I’m a historian and a swimmer and lover of good stories, so this is a perfect article if you ask me 🙂
Thank you!

Reply to  FSt
1 year ago

You are the worst poster on this site. Sexism has no place in our community.

Kaitlyn Waters
Reply to  FSt
1 year ago

Thank you very much for your kind feedback! I’ll be submitting more articles with a historical context to the present-day in the upcoming future, hopefully! Cheers!

1 year ago


1 year ago

What a fantastic story to read! I’m a lover of Greece, the sea, swimming, and history. Hope to visit Greece again in the future and do some more swimming in the Aegean.

Kaitlyn Waters
Reply to  Alex
1 year ago

Thank you so much for your support! Swimming in the Aegean is truly without comparison.

Comments are Closed
1 year ago

Great history lesson! But how did Hydna and Scyllis not get lost?

Kaitlyn Waters
Reply to  Comments are Closed
1 year ago

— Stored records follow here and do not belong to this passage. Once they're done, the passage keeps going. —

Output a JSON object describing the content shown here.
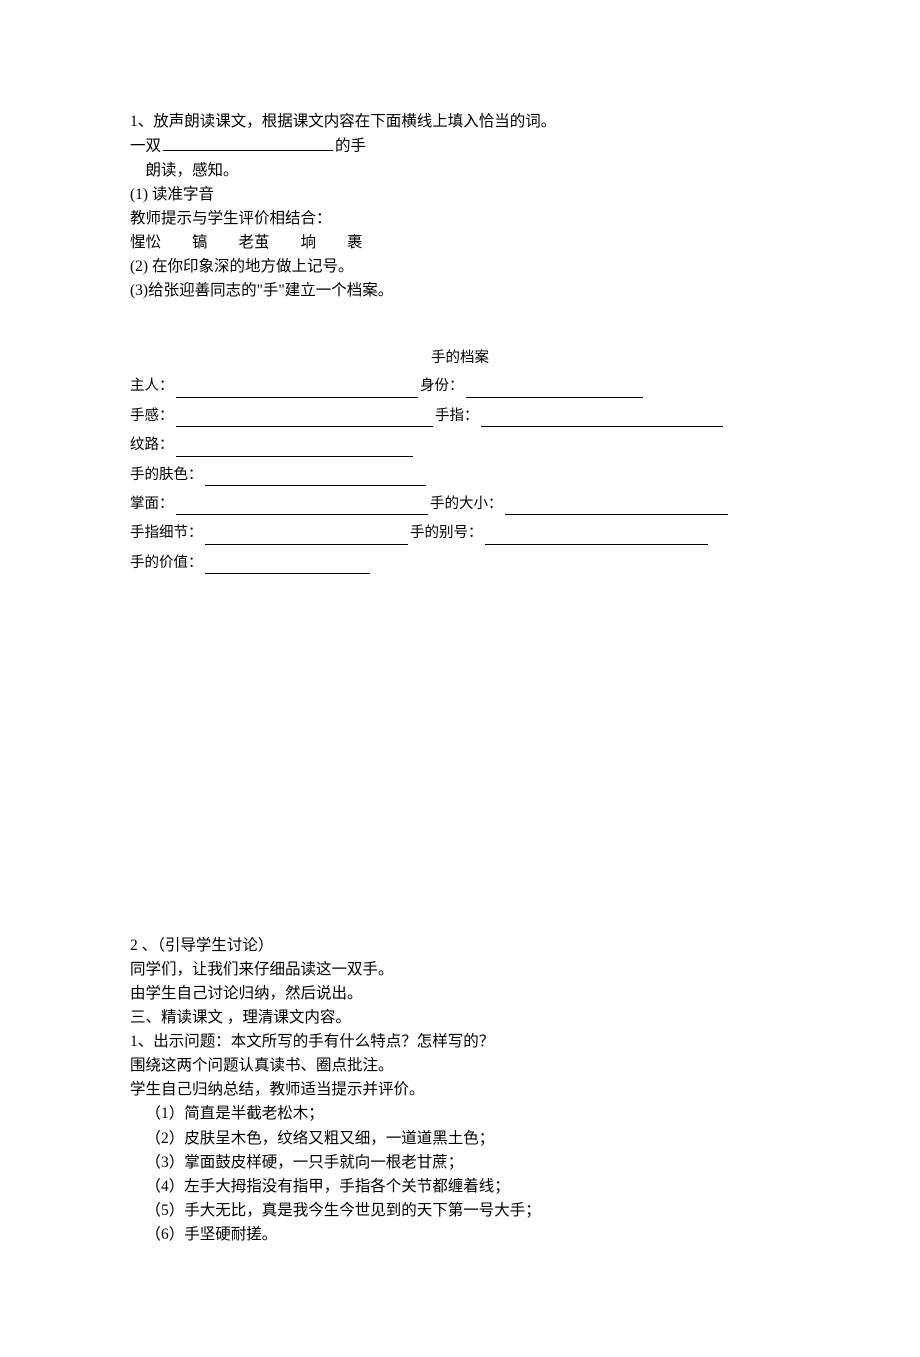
{
  "section1": {
    "line1": "1、放声朗读课文，根据课文内容在下面横线上填入恰当的词。",
    "line2_prefix": "一双",
    "line2_suffix": "的手",
    "line3": "　朗读，感知。",
    "line4": "(1) 读准字音",
    "line5": "教师提示与学生评价相结合：",
    "line6": "惺忪　　镐　　老茧　　垧　　裹",
    "line7": "(2) 在你印象深的地方做上记号。",
    "line8": "(3)给张迎善同志的\"手\"建立一个档案。"
  },
  "archive": {
    "title": "手的档案",
    "owner_label": "主人：",
    "identity_label": "身份：",
    "feel_label": "手感：",
    "finger_label": "手指：",
    "texture_label": "纹路：",
    "skin_label": "手的肤色：",
    "palm_label": "掌面：",
    "size_label": "手的大小：",
    "detail_label": "手指细节：",
    "nickname_label": "手的别号：",
    "value_label": "手的价值："
  },
  "section2": {
    "line1": "2 、（引导学生讨论）",
    "line2": "同学们，让我们来仔细品读这一双手。",
    "line3": "由学生自己讨论归纳，然后说出。",
    "line4": "三、精读课文 ，理清课文内容。",
    "line5": "1、出示问题：本文所写的手有什么特点？怎样写的？",
    "line6": "围绕这两个问题认真读书、圈点批注。",
    "line7": "学生自己归纳总结，教师适当提示并评价。",
    "item1": "（1）简直是半截老松木；",
    "item2": "（2）皮肤呈木色，纹络又粗又细，一道道黑土色；",
    "item3": "（3）掌面鼓皮样硬，一只手就向一根老甘蔗；",
    "item4": "（4）左手大拇指没有指甲，手指各个关节都缠着线；",
    "item5": "（5）手大无比，真是我今生今世见到的天下第一号大手；",
    "item6": "（6）手坚硬耐搓。"
  }
}
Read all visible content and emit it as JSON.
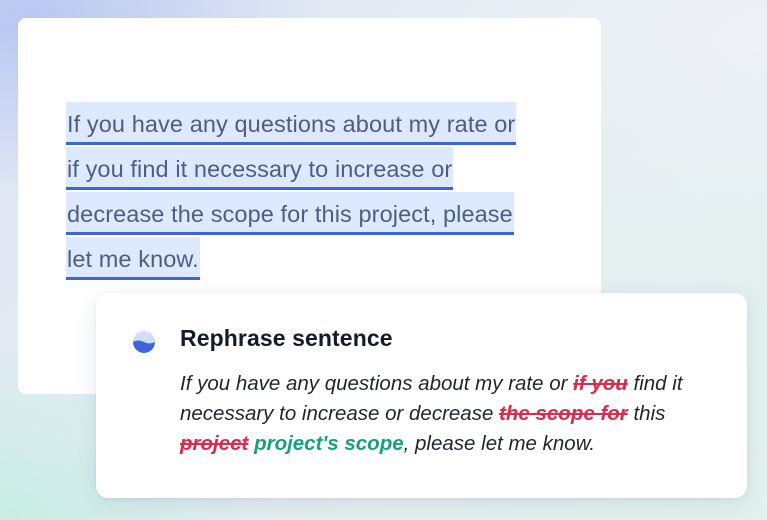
{
  "editor": {
    "lines": [
      "If you have any questions about my rate or",
      "if you find it necessary to increase or",
      "decrease the scope for this project, please",
      "let me know."
    ]
  },
  "suggestion": {
    "icon": "assistant-spinner-icon",
    "title": "Rephrase sentence",
    "segments": {
      "s1": "If you have any questions about my rate or ",
      "d1": "if you",
      "s2": " find it necessary to increase or decrease ",
      "d2": "the scope for",
      "s3": " this ",
      "d3": "project",
      "s4": " ",
      "i1": "project's scope",
      "s5": ", please let me know."
    }
  },
  "colors": {
    "highlight": "#dce9ff",
    "underline": "#3e63dd",
    "deletion": "#e0294b",
    "insertion": "#17a17a"
  }
}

Evia Island is directly across the straight, as the crow flies. Alternatively, if you try alternating your breathing on both your left and right side, you go straight way easier…